■ **Instructions to follow**:
From top to bottom, retype the data exactly, passing over any picture.

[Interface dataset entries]
* * * *
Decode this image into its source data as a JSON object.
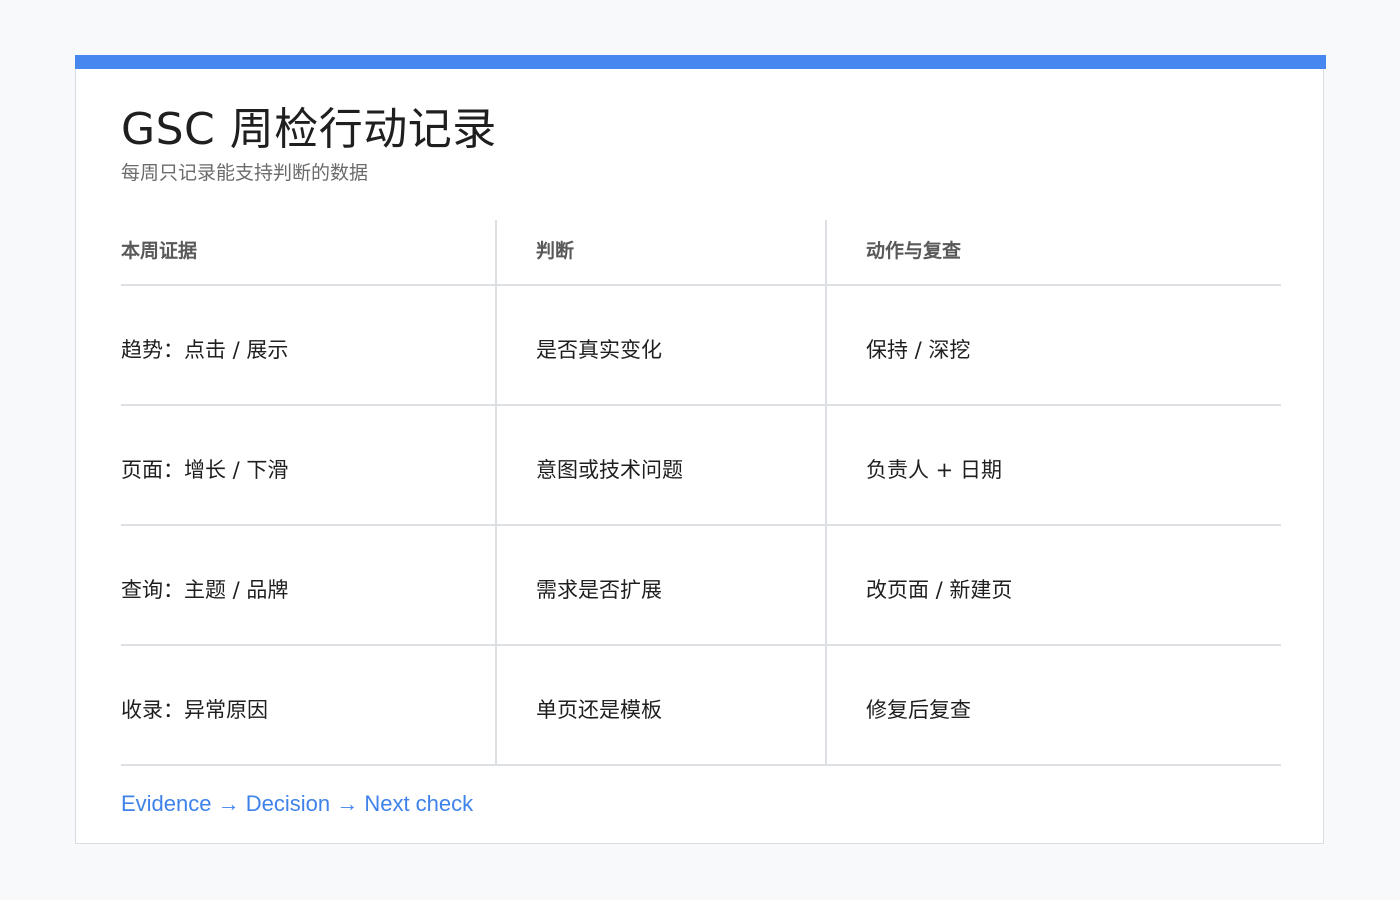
{
  "title": "GSC 周检行动记录",
  "subtitle": "每周只记录能支持判断的数据",
  "colors": {
    "accent": "#4688f0",
    "footer_link": "#3f83ea",
    "divider": "#dcdfe3"
  },
  "table": {
    "headers": [
      "本周证据",
      "判断",
      "动作与复查"
    ],
    "rows": [
      [
        "趋势：点击 / 展示",
        "是否真实变化",
        "保持 / 深挖"
      ],
      [
        "页面：增长 / 下滑",
        "意图或技术问题",
        "负责人 + 日期"
      ],
      [
        "查询：主题 / 品牌",
        "需求是否扩展",
        "改页面 / 新建页"
      ],
      [
        "收录：异常原因",
        "单页还是模板",
        "修复后复查"
      ]
    ]
  },
  "footer": "Evidence → Decision → Next check"
}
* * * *
■ **Result for this exercise**:
Decode this image into its source data as a JSON object.
{
  "title": "GSC 周检行动记录",
  "subtitle": "每周只记录能支持判断的数据",
  "colors": {
    "accent": "#4688f0",
    "footer_link": "#3f83ea",
    "divider": "#dcdfe3"
  },
  "table": {
    "headers": [
      "本周证据",
      "判断",
      "动作与复查"
    ],
    "rows": [
      [
        "趋势：点击 / 展示",
        "是否真实变化",
        "保持 / 深挖"
      ],
      [
        "页面：增长 / 下滑",
        "意图或技术问题",
        "负责人 + 日期"
      ],
      [
        "查询：主题 / 品牌",
        "需求是否扩展",
        "改页面 / 新建页"
      ],
      [
        "收录：异常原因",
        "单页还是模板",
        "修复后复查"
      ]
    ]
  },
  "footer": "Evidence → Decision → Next check"
}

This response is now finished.